Then the plot starts to head in a direction that you yearned and knew that it would! A plot is hatched by the helpless bar-lady stepmother cougar so that she can be with her new man and forge a new life with her fresh young lover away from the clutches of her demented husband. But in order to do so she has to get a divorce from the “Maniac” and only then will she be free. She has to go to see the ogre in the nuthouse every month and she returns heavy hearted and depressed because she cannot be rid of him.
An agreement is reached between the three; the husband and wife and her lover. If they help him spring out of jail and make good his escape then in return he will allow them to live happily ever after and settle far away somewhere else where he will send for his daughter as well.

For the opportunistic American it seems like a pretty solid plan, he gets to keep the lusty wife and her pub room and board business and all her wealth and can also make further advances in the direction of her step daughter if the need may arise. So, the “maniac” is sprung from jail but sure enough he doesn’t stick to his word and soon terrible complications start to arise. An accomplices body shows up in the boot of the adulterous couple’s car even after it has been dispensed of in the river reminiscent of the body in Diaboliques.

The “Maniac” re-appears to take revenge on the American for having dared to lay hands on his wife while he was away and once again the dreaded Blow Torch is fueled up to the maximum for some vigorous use ahead. Horrendous events take place and much flesh is charred before a nefarious twist is revealed but as the film reaches its conclusion in a quite stunning backdrop will the nefarious schemers get away with murder or is there yet another twist in the tail to go?

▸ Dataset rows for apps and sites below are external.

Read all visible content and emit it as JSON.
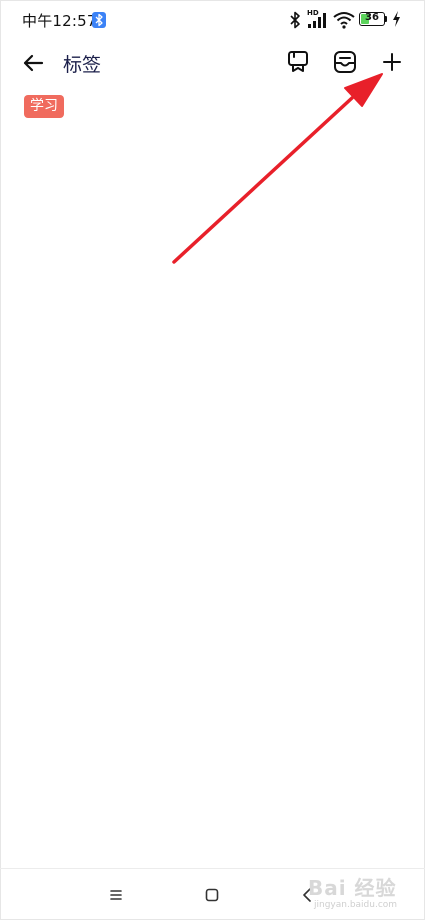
{
  "status_bar": {
    "time": "中午12:57",
    "bluetooth_badge_icon": "bluetooth-icon",
    "network_label": "HD",
    "battery_level": "36",
    "battery_percent": 36,
    "battery_fill_color": "#5bd35b"
  },
  "header": {
    "title": "标签",
    "back_icon": "arrow-left-icon",
    "icons": [
      "tag-board-icon",
      "inbox-icon",
      "plus-icon"
    ]
  },
  "tags": [
    {
      "label": "学习",
      "color": "#f06b5e"
    }
  ],
  "annotation": {
    "arrow_color": "#e8202a"
  },
  "watermark": {
    "main": "Bai 经验",
    "sub": "jingyan.baidu.com"
  },
  "nav_bar": {
    "icons": [
      "menu-icon",
      "home-square-icon",
      "back-chevron-icon"
    ]
  }
}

The film is beautifully shot and sumptuously presented and the acting for the most part is pretty solid including the less than likeable lead male character, the American opportunist rat. Maniac is never dull and moves along briskly to its twist laden conclusion rather deftly. The background music is often jarring and inappropriate but generally the film holds together fairly well without ever reaching anything like the resonance or power of Psycho or the seedy atmospheric sleaze and intrigue of Les Diaboliques either and yet holds its own as a fairly entertaining Psycho clone.

Perhaps the biggest weakness of the film is that there is no Maniac at all and an audience has some right to feel slightly cheated at this fact. The villain is a perfectly sane, cold hearted, calculating man, but not by any stretch of imagination is he psychotic or a maniac of any sort. The fact is that there is no such Maniac at all other than a pedophile at the start of the film.

For genre fans and those who have a particular interest in the often-glorious history of Hammer Studios, the film is essential viewing and is a well-crafted and expertly shot. Its also features some fine performances especially from the two leading ladies and is entertaining enough to warrant a look in. Once again, Indicator have done a sterling job in issuing this film and their effort in making it look as good as it does has more than paid off. A decent and interesting genre entry and a fabulous Blu-ray release from Indicator.